=== Begin Enclosure ===
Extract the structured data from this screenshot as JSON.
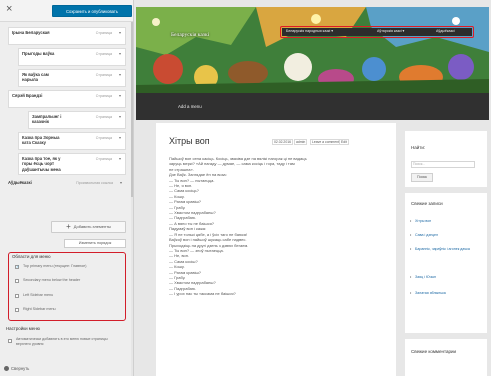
{
  "customizer": {
    "close_label": "×",
    "save_label": "Сохранить и опубликовать",
    "menu_items": [
      {
        "title": "Ірына Беларуская",
        "type": "Страница",
        "level": 0
      },
      {
        "title": "Прыгоды ваўка",
        "type": "Страница",
        "level": 1
      },
      {
        "title": "Як ваўка сам нарыла",
        "type": "Страница",
        "level": 1
      },
      {
        "title": "Сярэй Брандзі",
        "type": "Страница",
        "level": 0
      },
      {
        "title": "Зампральчнг і казачнік",
        "type": "Страница",
        "level": 1
      },
      {
        "title": "Казка пра Зорныа ката Сказку",
        "type": "Страница",
        "level": 0
      },
      {
        "title": "Казка пра тое, як у горы ёсць чорт даўшантычы мена",
        "type": "Страница",
        "level": 0
      },
      {
        "title": "Аўдыёказкі",
        "type": "Произвольная ссылка",
        "level": 0
      }
    ],
    "add_items_label": "Добавить элементы",
    "reorder_label": "Изменить порядок",
    "locations": {
      "title": "Области для меню",
      "options": [
        {
          "label": "Top primary menu (текущее: Главное)",
          "checked": true
        },
        {
          "label": "Secondary menu below the header",
          "checked": false
        },
        {
          "label": "Left Sidebar menu",
          "checked": false
        },
        {
          "label": "Right Sidebar menu",
          "checked": false
        }
      ]
    },
    "settings": {
      "title": "Настройки меню",
      "auto_add_label": "Автоматически добавлять в это меню новые страницы верхнего уровня"
    },
    "collapse_label": "Свернуть"
  },
  "preview": {
    "site_title": "Беларускія казкі",
    "nav_items": [
      "Беларускія народныя казкі ▾",
      "Аўтарскія казкі ▾",
      "Аўдыёказкі"
    ],
    "add_menu_label": "Add a menu",
    "post": {
      "title": "Хітры воп",
      "date": "02.02.2016",
      "author": "admin",
      "comment_link": "Leave a comment",
      "edit_link": "Edit",
      "body": "Пайшоў воп сена касіць. Косіць, звазіва дзе на вялікі пагорак ці не вадаць\nзаруць меркі? «Ай пагаду — думае, — сама косіць і гора, таду і там\nне страшна».\nДзе Ваўк. Заглядае ён на воза:\n— Ты воп? — пытаецца.\n— Не, я воп.\n— Сама косіць?\n— Кошу.\n— Рагам кравіш?\n— Грабу.\n— Хвастом падграбаеш?\n— Падграбаю.\n— А вяно ты не баішся?\nПадумаў воп і кажа:\n— Я не толькі цябе, а і ўсіх таго не баюся!\nВаўкоў воп і пайшоў шукаць сабе падвес.\nПрыходзіць на другі дзень з дзвюх бегаем.\n— Ты воп? — зноў пытаецца.\n— Не, воп.\n— Сама косіш?\n— Кошу.\n— Рагам кравіш?\n— Грабу.\n— Хвастом падграбаеш?\n— Падграбаю.\n— І урох нас ты таксама не баішся?"
    },
    "sidebar": {
      "search_title": "Найти:",
      "search_placeholder": "Поиск...",
      "search_button": "Поиск",
      "recent_posts_title": "Свежие записи",
      "recent_posts": [
        "Хітры воп",
        "Сава і дзецел",
        "Бараннік, чараўнік і агонек дачка",
        "Заяц і Ючын",
        "Залатая яблынька"
      ],
      "recent_comments_title": "Свежие комментарии"
    }
  }
}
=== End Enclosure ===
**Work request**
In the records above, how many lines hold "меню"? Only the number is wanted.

**Task answer**
3